In an open letter, Alex Sohal, Honorary Clinical Senior Lecturer at Queen Mary University of London, supported by 140 east London general practitioners and health care professionals, wrote to the Chief Medical Officer of the UK to include runny nose and cold in Covid-19 test criteria.
“It is vital to now change the UK Covid-19 case definition and test criteria to include coryza and cold, making them consistent with the World Health Organisation (WHO),” Sohal wrote.
“Tell the public, especially those who have to go out to work and their employers, that even those with mild symptoms (not only a cough, high temperature, and a loss of smell or taste) should not go out, prioritising the first five days of self-isolation when they are most likely to be infectious,” she added.
But, as per Indian health experts, the scenario may be different in India.

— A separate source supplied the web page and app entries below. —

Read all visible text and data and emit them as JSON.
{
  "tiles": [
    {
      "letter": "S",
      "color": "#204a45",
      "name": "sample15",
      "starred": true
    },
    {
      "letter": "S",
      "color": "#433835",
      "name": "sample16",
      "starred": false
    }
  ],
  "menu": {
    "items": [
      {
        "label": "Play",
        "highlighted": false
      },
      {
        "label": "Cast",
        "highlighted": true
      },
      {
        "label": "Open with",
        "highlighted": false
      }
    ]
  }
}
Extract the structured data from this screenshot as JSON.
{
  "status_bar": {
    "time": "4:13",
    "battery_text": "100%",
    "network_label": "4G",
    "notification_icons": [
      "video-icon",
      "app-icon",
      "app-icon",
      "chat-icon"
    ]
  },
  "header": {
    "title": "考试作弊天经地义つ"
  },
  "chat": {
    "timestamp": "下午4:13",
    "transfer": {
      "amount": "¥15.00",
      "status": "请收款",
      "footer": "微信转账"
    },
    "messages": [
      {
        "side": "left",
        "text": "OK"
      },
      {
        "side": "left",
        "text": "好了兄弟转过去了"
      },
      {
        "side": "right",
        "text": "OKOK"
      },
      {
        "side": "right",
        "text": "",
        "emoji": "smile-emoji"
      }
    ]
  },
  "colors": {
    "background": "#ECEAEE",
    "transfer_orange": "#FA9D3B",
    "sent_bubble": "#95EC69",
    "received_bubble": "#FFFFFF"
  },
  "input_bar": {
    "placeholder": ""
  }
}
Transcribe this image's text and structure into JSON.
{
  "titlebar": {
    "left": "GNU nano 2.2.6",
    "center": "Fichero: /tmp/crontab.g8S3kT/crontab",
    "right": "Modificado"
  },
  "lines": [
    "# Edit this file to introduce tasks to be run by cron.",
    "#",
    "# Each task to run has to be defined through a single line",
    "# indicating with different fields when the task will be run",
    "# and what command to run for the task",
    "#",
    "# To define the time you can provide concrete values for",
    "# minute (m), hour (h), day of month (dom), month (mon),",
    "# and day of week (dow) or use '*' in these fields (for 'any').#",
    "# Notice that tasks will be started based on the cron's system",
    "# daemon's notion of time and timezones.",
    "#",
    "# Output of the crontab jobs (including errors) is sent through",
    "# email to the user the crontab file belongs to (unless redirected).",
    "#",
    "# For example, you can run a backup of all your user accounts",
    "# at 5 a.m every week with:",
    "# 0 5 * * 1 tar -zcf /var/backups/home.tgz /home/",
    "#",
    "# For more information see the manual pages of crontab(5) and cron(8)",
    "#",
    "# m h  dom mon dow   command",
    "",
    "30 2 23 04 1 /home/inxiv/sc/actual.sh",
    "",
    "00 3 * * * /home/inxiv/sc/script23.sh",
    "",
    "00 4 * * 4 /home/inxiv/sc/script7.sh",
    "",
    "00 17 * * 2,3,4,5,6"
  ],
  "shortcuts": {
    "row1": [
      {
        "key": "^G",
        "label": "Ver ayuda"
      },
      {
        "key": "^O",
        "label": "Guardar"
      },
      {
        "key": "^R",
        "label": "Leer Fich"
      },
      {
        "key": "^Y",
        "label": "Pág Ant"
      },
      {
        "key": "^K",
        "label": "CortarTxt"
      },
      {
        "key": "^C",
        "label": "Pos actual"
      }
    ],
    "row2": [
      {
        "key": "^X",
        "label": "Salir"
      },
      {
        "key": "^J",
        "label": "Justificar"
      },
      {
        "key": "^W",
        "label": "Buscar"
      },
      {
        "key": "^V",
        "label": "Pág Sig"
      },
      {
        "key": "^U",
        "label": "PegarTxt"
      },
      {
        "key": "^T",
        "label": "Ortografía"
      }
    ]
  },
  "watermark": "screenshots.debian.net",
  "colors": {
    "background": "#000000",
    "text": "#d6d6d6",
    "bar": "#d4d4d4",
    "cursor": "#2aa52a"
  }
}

“This letter does not reflect the current Indian scenario of Covid-19 as it was done in the UK where extremely infectious UK strain is causing an increased number of cases daily,” Jyoti Mutta, Senior Consultant, Microbiology, Sri Balaji Action Medical Institute, told IANS.
“But we still need to watch our symptoms carefully. In case you experience or develop any flu like symptoms associated with Covid-19, it is best to get tested immediately and self-isolate,” Mutta added.
According to Shiba Kalyan Biswal, Consultant, Pulmonary and Sleep Medicine, Narayana Hospital, Gurugram, common cold, running nose and sore throat etc are very common in this current weather.
“Although the possibility of Covid-19 cannot be denied as per the symptoms, but as far as the common cold, running nose, sore throat etc are concerned, these are overlapping symptoms which may be the signs of any major disease or just a minor infection,” Biswal said.
In the letter, published by The British Medical Journal, Sohal wrote that as general practitioners, they review patients with mild symptoms — for example, a runny or blocked nose, sore throat, hoarseness, myalgia, fatigue, and headache — who subsequently turn out to be Covid-19 positive.
“These symptoms are often inadvertently picked up while dealing with patients’ other more pressing health issues. These patients have frequently not even considered that they may have Covid-19 and have not self-isolated in the crucial early days when they were most infectious,” Sohal said.
“The national publicity campaign focuses on cough, high temperature, and loss of smell or taste as symptoms to be aware of — only patients with these symptoms are able to access a Covid-19 test online through the NHS (National Health Service) test booking site. General practitioners have to advise patients to be dishonest to get a Covid-19 test,” she added.
Sohal also highlighted that the WHO’s case definition of Covid includes other symptoms such as coryza, sore throat, vomiting, and diarrhoea, while NHS guidance states that patients should keep self-isolating for more than ten days if they have a runny nose or sneezing.
In India, the total active caseload for Covid-19 in the country dropped to 1.55 lakh on Thursday. India’s present active cases now consist of just 1.44 per cent of the total positive cases.